» **Work request**
In the following listing, work out how many lines contain the string "Buiness", and state only that number.

» **Data for this exercise**
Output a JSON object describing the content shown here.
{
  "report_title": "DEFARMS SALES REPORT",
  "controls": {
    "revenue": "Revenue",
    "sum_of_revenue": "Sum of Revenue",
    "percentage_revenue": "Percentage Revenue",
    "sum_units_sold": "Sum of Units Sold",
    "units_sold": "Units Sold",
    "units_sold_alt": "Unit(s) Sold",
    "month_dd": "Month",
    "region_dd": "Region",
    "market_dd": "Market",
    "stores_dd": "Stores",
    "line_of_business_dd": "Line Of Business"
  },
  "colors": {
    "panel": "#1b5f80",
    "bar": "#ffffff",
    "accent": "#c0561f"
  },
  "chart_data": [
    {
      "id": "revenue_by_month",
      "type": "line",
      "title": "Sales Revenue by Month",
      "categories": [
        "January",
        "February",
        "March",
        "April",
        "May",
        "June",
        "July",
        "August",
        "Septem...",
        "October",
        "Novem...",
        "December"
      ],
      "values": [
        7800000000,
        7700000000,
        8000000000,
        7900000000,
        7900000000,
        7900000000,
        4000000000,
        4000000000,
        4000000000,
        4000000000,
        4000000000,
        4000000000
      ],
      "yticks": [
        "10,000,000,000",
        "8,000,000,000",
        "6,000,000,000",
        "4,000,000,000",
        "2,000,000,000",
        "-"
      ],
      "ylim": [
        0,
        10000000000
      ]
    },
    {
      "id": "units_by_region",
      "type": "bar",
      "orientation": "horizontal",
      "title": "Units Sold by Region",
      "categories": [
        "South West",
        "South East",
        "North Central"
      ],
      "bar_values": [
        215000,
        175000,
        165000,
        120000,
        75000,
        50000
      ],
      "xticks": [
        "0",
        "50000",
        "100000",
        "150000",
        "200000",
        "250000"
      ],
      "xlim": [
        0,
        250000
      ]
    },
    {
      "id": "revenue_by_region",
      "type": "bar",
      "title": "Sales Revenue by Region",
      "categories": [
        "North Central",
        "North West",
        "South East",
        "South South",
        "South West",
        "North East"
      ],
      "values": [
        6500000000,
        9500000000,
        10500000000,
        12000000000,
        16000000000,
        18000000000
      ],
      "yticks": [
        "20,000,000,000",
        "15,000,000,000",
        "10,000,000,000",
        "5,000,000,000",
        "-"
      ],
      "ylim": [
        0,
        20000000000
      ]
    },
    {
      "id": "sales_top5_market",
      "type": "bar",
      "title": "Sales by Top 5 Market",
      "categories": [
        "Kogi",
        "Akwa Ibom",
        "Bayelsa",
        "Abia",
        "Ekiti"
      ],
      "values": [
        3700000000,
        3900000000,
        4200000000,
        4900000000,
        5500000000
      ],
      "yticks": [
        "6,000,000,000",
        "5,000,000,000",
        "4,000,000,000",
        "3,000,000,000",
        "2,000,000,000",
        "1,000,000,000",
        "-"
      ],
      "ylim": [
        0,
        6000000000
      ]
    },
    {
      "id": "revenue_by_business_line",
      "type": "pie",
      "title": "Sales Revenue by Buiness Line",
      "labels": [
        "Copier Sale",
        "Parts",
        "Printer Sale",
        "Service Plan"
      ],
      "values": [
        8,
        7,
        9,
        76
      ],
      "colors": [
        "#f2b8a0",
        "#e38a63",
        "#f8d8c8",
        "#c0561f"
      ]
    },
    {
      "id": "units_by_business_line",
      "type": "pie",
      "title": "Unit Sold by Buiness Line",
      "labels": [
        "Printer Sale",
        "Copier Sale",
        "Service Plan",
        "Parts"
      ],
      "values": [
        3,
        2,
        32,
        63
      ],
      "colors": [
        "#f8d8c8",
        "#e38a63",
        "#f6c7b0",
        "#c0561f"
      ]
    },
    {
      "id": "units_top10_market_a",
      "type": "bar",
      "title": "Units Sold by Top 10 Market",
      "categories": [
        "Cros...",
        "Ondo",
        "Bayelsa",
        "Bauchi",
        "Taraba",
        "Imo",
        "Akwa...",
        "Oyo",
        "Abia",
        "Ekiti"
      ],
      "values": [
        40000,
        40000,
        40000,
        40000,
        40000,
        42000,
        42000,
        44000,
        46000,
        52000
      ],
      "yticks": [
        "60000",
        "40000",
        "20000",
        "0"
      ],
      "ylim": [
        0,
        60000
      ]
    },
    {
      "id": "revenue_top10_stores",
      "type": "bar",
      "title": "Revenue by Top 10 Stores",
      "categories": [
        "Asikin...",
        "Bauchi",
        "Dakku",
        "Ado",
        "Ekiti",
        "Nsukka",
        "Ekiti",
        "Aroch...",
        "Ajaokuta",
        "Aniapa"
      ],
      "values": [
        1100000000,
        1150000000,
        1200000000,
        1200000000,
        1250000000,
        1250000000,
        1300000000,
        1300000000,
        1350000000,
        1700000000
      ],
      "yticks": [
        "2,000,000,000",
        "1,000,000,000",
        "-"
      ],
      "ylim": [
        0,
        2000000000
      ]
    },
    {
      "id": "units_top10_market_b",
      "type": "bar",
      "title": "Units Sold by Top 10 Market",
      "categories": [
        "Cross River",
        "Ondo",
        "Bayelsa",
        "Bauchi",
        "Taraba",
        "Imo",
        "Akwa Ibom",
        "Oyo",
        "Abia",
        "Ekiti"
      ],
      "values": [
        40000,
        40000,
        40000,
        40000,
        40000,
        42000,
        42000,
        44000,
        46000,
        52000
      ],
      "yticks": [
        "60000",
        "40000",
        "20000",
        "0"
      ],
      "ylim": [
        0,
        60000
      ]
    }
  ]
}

» **Solution to this exercise**
2